Incidentally, the administrator of the 24/7 live support channel for Agent Tesla users at one point instructed customers to view this same video if they were having trouble figuring out how to deploy the control panel.

The profile picture shown in that Youtube account is remarkably similar to the one displayed on the Twitter account “MCanOZAYDIN.” This Twitter profile makes no mention of Agent Tesla, but it does state that Mustafa can Ozaydin is an “information technology specialist” in Antalya, Turkey.

That Twitter profile also shows up on a Facebook account for a Mustafa can Ozaydin from Turkey. A LinkedIn profile for a person by the same name from Antalya, Turkey states that Mr. can Ozaydin is currently a “systems support expert” for Memorial Healthcare Group, a hospital in Istanbul.

KrebsOnSecurity first reached out for comment to all of these accounts back in August 2018, but received no reply. Repeated attempts to reach those accounts this past week also elicited no response. Continue reading →


16
Jul 18

‘LuminosityLink RAT’ Author Pleads Guilty

A 21-year-old Kentucky man has pleaded guilty to authoring and distributing a popular hacking tool called “LuminosityLink,” a malware strain that security experts say was used by thousands of customers to gain unauthorized access to tens of thousands of computers across 78 countries worldwide.

The LuminosityLink Remote Access Tool (RAT) was sold for $40 to thousands of customers, who used the tool to gain unauthorized access to tens of thousands of computers worldwide.

Federal prosecutors say Colton Ray Grubbs of Stanford, Ky. conspired with others to market and distribute the LuminosityLink RAT, a $40 Remote Access Tool that made it simple for buyers to hack into computers to surreptitiously view documents, photographs and other files on victim PCs. The RAT also let users view what victims were typing on their keyboards, disable security software, and secretly activate the webcam on the target’s computer.

Grubbs, who went by the pseudonym “KFC Watermelon,” began selling the tool in May 2015. By mid-2017 he’d sold LuminosityLink to more than 8,600 customers, according to Europol, the European Union’s law enforcement agency.

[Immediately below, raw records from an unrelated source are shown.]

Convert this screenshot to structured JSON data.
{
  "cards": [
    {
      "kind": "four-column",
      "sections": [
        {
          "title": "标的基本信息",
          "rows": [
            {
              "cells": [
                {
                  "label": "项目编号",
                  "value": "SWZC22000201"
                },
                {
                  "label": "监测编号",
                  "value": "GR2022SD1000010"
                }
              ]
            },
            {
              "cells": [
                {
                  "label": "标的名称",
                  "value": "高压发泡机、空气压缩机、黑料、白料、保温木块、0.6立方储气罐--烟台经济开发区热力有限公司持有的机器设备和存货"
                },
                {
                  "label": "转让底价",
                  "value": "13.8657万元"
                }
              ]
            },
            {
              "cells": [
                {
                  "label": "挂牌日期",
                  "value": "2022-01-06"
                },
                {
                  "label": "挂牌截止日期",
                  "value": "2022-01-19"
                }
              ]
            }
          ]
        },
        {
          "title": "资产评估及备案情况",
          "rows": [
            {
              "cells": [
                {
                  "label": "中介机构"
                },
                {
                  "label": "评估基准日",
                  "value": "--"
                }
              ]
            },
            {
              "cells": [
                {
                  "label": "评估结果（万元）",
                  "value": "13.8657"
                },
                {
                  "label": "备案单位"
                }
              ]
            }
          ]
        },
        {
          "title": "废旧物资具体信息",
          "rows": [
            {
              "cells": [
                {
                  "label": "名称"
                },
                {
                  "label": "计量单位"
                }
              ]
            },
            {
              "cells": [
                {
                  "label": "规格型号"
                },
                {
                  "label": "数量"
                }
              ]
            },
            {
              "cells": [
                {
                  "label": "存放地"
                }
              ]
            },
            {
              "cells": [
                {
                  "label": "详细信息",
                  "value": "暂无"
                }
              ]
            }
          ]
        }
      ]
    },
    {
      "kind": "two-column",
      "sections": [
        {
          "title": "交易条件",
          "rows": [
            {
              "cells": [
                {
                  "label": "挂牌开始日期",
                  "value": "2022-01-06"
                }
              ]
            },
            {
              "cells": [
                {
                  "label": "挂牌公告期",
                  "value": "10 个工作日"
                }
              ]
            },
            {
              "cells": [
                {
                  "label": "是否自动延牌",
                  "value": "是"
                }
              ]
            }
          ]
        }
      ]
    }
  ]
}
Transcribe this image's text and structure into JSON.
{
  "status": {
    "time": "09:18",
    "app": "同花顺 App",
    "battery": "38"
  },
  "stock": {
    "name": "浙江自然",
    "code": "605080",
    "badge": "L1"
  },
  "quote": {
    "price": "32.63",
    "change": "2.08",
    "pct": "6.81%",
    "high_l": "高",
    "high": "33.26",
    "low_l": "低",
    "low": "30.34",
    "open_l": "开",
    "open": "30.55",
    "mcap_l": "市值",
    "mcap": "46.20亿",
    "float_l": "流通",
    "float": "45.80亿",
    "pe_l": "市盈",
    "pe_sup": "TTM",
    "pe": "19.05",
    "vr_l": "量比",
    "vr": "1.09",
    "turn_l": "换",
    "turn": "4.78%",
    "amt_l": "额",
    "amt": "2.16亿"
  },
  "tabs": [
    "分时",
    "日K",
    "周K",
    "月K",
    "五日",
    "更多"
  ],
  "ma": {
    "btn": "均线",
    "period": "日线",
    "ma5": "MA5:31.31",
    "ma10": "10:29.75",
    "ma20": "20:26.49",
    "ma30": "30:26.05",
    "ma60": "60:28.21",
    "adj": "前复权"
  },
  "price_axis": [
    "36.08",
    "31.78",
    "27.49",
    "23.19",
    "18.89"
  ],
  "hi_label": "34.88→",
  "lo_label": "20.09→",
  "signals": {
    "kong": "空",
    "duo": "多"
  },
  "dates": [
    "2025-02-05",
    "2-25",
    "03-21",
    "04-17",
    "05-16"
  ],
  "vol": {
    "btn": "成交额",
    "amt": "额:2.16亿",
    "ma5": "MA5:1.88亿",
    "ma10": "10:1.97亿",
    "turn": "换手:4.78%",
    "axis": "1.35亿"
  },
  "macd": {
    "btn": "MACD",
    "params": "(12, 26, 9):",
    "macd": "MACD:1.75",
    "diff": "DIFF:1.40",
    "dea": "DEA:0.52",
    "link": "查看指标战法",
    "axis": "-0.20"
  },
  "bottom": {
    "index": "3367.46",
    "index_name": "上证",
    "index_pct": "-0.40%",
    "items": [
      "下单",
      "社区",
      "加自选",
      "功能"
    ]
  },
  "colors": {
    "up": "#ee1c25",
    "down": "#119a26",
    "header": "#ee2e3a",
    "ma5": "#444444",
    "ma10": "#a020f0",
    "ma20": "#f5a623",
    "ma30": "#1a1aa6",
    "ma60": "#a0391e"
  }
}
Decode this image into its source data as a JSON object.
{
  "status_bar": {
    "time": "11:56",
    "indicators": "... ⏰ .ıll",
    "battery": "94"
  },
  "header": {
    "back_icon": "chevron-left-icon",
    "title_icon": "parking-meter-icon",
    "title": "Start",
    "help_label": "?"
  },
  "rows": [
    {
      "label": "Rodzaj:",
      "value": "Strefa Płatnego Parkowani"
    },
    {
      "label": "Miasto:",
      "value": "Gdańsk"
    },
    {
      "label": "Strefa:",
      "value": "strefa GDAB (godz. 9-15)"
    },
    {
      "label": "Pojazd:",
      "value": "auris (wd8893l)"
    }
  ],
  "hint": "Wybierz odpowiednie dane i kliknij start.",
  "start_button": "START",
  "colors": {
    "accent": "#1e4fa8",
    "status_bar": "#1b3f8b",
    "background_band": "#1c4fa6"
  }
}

Speculation that Grubbs had been arrested began surfacing last year after KFC Watermelon stopped responding to customer support queries on Hackforums[dot]net, the Web site where he primarily sold his product. Continue reading →